Malcolm Gladwell wrote that it takes 10,000 hours of deliberate practice to truly master a complex activity.  In order to reach that rather daunting figure one would have to build some disciplined habits along the way.   There are lots of numbers offered through history and in more recent psychology.   These seek to tell us how much time and effort is required to make something a true habit.

There is a pop psychology meme that floats around offering 20-something days as sufficient to establish a habit.  I’m not sure where that originated but I find it unconvincing.  Three weeks isn’t much time to change patterns and overcome resistances.  According to the Bible, the prophets of old spent 40 days and nights out in the desert.  Similarly, the Buddha was said to have meditated beneath the bhodi tree for 49 days until he attained enlightenment.  Then again, devoted wilderness ascetics may not represent a norm in human behavior.  A UK study published in The European Journal of Social Psychology cited 66 days.  That might seem helpful until you read that the average was taken from a range of 18 to 254 days.

Some years ago in my study of Chinese martial arts and Taoist concepts I came across another number.  100 days of training comes from Taoist Chi Gung practice.  Specifically, I found it in reading Thomas Cleary’s translation of The Secret of the Golden Flower.  This text of Taoist meditation introduced me to one hundred days as a number for building a foundation of continued meditation, health and martial study.   It was a number mentioned by my Sifu as well.  Over time I have returned to one hundred day periods of practice and training when I have felt the need to give myself a swift kick in the right direction.  Some of these practice periods have met with great success.  Some……well….not so much.

I’m feeling like it is time to go once more unto the breach and commit myself to a one hundred day period.  I want to establish (or reestablish) habits that are part of my personal efforts towards arête and agathos.  I am perhaps mixing cultural metaphors in using a Chinese Taoist method to attain a Greco-Roman ideal.  I’m comfortable with being shameless that way.
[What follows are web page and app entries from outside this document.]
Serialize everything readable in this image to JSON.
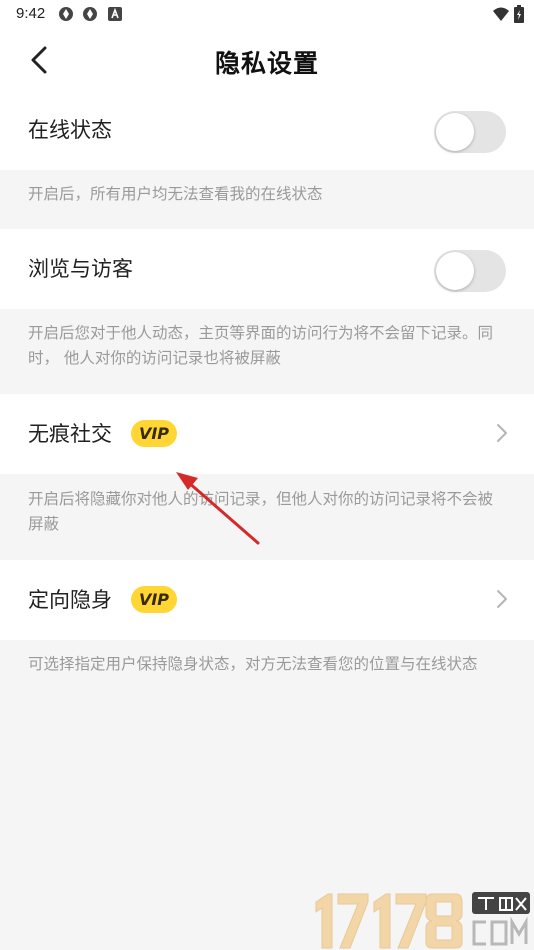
{
  "status_bar": {
    "time": "9:42"
  },
  "header": {
    "title": "隐私设置"
  },
  "settings": [
    {
      "label": "在线状态",
      "description": "开启后，所有用户均无法查看我的在线状态"
    },
    {
      "label": "浏览与访客",
      "description": "开启后您对于他人动态，主页等界面的访问行为将不会留下记录。同时， 他人对你的访问记录也将被屏蔽"
    },
    {
      "label": "无痕社交",
      "badge": "VIP",
      "description": "开启后将隐藏你对他人的访问记录，但他人对你的访问记录将不会被屏蔽"
    },
    {
      "label": "定向隐身",
      "badge": "VIP",
      "description": "可选择指定用户保持隐身状态，对方无法查看您的位置与在线状态"
    }
  ],
  "colors": {
    "accent_vip": "#ffd633",
    "annotation_arrow": "#d42a2a"
  }
}
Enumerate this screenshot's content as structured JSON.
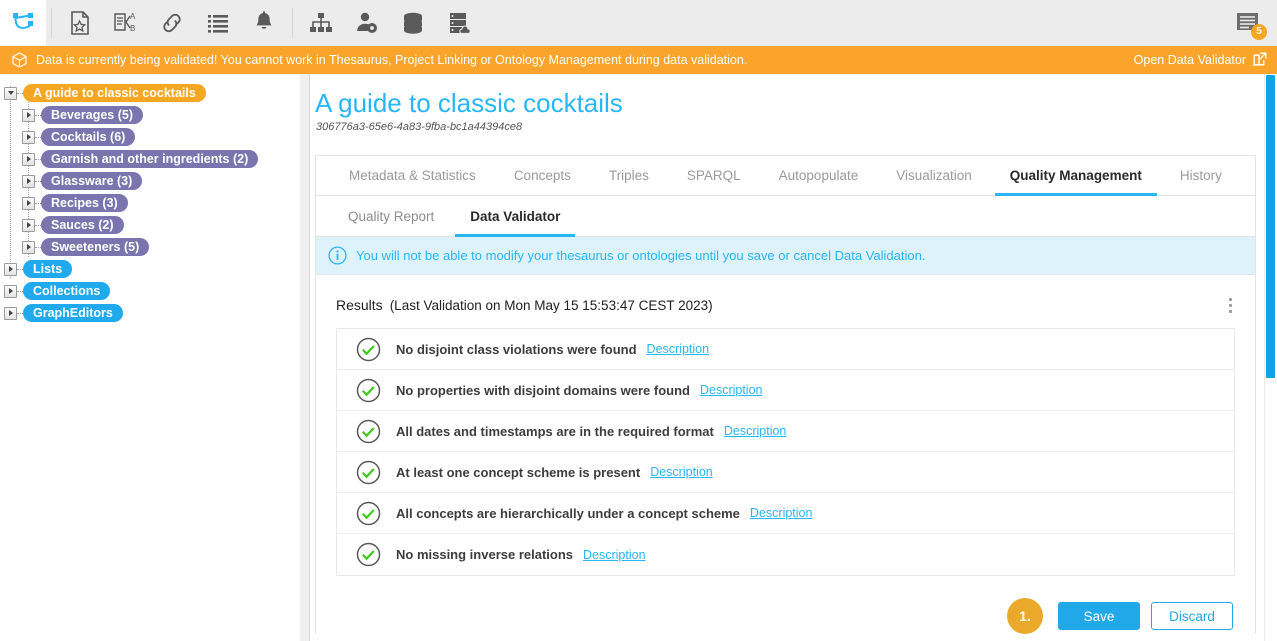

I’m trying to keep it simple.  Too many goals and too many daily items in the program just add opportunity for things to break down and lose focus.

  • Daily martial/Chi Gung practice.  This doesn’t mean a killer workout every day.   Some days are hard conditioning and training while some days focus on study of technique and application.  Some days are external and some are internal.  It’s a balance but the desired habit is practice as part of daily life.
  • The game of Go.  My study of the game is erratic.  Consequently, so is my progress.  Some period of time will be found each day to play and/or study games, patterns, etc.
  • Mental exercises from Stoicism.  I’ve talked about being influenced by the Hellenistic philosophical school of Stoicism in this blog.  I want to continue with the daily practices such as those in the Stoic Week experiment I described here and here.
  • Business.  Isn’t a business a daily practice by necessity?  It is in the sense you have to show up and do the work.  That can be just a routine and not a habit that promotes arête.  The habit here is to take some time each day to refine and build through conscious knowledge building, networking, exploring new revenue opportunities, etc.

It may seem like these things don’t all really connect as a coherent program.  But there is a way that they are all unified in what I hope the practice period to accomplish.  All of these contribute to the study of strategy (and or tactics) as part of the conduct of myself in my environment.  They collectively contribute to physical and mental expressions of arete and the agathos ideal.  At least they do for me as I choose to live it.

I’ll talk about the progress (or lack thereof) as the days progress.  If nothing else, it gives me something to write about.